Twitter announced today that it gives people more control during the conversations they start with a new feature that they can use to hide answers. The company has tested the position in Canada and is now rolling it out in the US and Japan. The move is part of a joint effort by the technology giant to stop the spread of hate and vitriol online.


Previously, users could only manage their individual conversation experience by muting certain keywords so that they were no longer displayed in notifications or by blocking specific users. They couldn't change the way others started the debate, which proved problematic when lively discussions inevitably began to melt away.

The person who tweeted the original comment can now decide which answers remain and which are hidden from other users. Clicking on the right menu of a tweet brings the set of normal options (hide, mute, follow) with "Hide reply" now added to the list. Once selected, the answer is hidden from other users, although they can still see it by clicking on an icon that displays all hidden tweets, as long as they are brave enough to wade through.

Twitter first announced the feature in February and began testing it in early July. "We saw that people were more likely to reconsider their interactions when their tweet was hidden," the company wrote a new blog post today.

While the company crosses the line between freedom of expression and civil debate, the position can still be controversial. Although people can see hidden answers in theory, they can tailor online debates, hiding opposing views or corrections for wrong information.

But Twitter is willing to risk that #BlackLivesMatter and #MeToo can thrive without conspiracy theories and intimidation, to regain their reputation as a place where healthy conversations and activism such as the Arab Spring can flourish. In a announcement about the launch of the position in Canada, Twitter said:

Every day, people start important conversations on Twitter, from #MeToo and #BlackLivesMatter to discussions on #NBAFinals or their favorite television shows. These conversations bring people together to debate, learn and laugh. That said, we know that distracting, irrelevant and offensive answers can derail the discussions that people want to have.

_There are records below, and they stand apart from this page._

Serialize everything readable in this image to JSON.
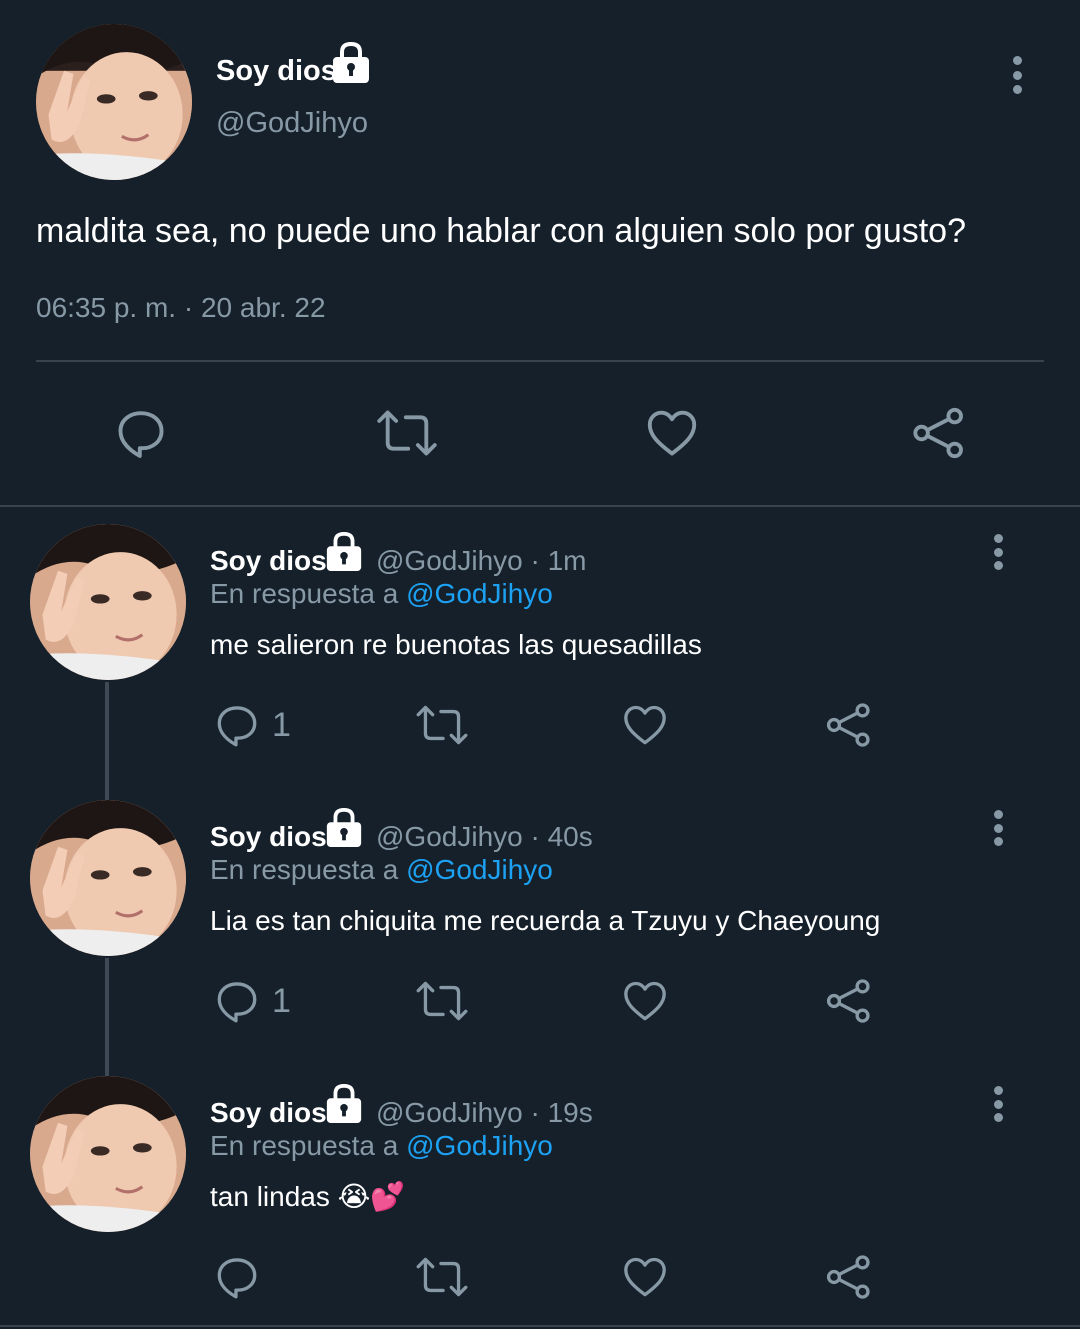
{
  "main_tweet": {
    "display_name": "Soy dios",
    "handle": "@GodJihyo",
    "text": "maldita sea, no puede uno hablar con alguien solo por gusto?",
    "timestamp": "06:35 p. m. · 20 abr. 22",
    "actions": [
      "reply-icon",
      "retweet-icon",
      "like-icon",
      "share-icon"
    ]
  },
  "replies": [
    {
      "display_name": "Soy dios",
      "handle": "@GodJihyo",
      "time": "· 1m",
      "reply_prefix": "En respuesta a",
      "reply_to": "@GodJihyo",
      "text": "me salieron re buenotas las quesadillas",
      "reply_count": "1"
    },
    {
      "display_name": "Soy dios",
      "handle": "@GodJihyo",
      "time": "· 40s",
      "reply_prefix": "En respuesta a",
      "reply_to": "@GodJihyo",
      "text": "Lia es tan chiquita me recuerda a Tzuyu y Chaeyoung",
      "reply_count": "1"
    },
    {
      "display_name": "Soy dios",
      "handle": "@GodJihyo",
      "time": "· 19s",
      "reply_prefix": "En respuesta a",
      "reply_to": "@GodJihyo",
      "text": "tan lindas 😭💕",
      "reply_count": ""
    }
  ],
  "colors": {
    "background": "#15202b",
    "text": "#ffffff",
    "muted": "#8899a6",
    "link": "#1da1f2",
    "divider": "#38444d"
  }
}
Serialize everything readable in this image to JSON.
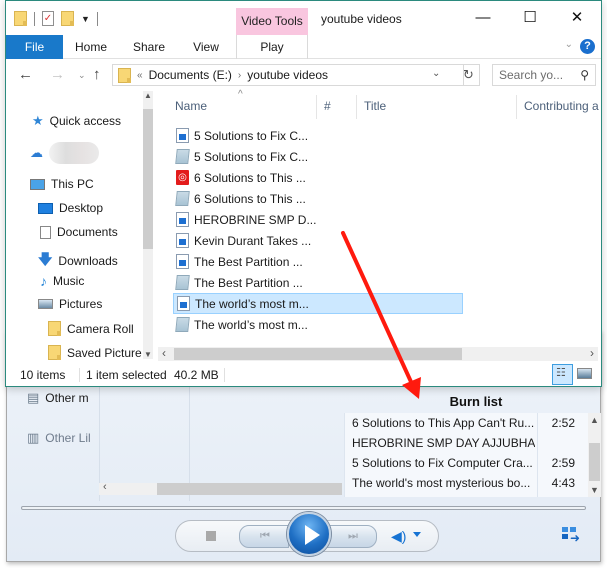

Ultimately, the success of "hiding comments" will depend on how people use it, but it can mean friendlier – and more filtered – conversations.